* [Task description]: One number, and no other words, should make up the answer: how many lines of the listing contain the string "circle".

* [Supplied data]:
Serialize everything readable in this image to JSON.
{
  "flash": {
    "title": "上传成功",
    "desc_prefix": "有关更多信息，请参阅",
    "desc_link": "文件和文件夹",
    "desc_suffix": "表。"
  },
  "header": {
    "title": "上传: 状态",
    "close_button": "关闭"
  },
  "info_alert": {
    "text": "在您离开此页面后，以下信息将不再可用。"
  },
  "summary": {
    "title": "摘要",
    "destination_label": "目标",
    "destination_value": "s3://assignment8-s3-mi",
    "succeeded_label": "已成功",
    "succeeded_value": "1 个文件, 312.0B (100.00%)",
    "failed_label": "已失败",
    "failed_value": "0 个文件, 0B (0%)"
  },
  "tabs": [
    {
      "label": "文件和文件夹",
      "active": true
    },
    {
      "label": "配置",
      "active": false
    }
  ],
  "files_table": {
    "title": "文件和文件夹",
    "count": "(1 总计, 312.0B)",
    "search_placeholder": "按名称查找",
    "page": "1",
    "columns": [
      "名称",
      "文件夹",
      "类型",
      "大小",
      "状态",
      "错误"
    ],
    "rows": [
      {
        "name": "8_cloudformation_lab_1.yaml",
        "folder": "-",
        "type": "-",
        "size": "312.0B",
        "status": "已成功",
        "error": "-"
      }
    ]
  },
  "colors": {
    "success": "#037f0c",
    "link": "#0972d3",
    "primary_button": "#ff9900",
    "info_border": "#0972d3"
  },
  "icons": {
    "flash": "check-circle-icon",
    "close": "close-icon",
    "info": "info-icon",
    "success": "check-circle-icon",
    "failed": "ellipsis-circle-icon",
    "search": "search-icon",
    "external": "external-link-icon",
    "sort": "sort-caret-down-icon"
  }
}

* [Task solution]: 3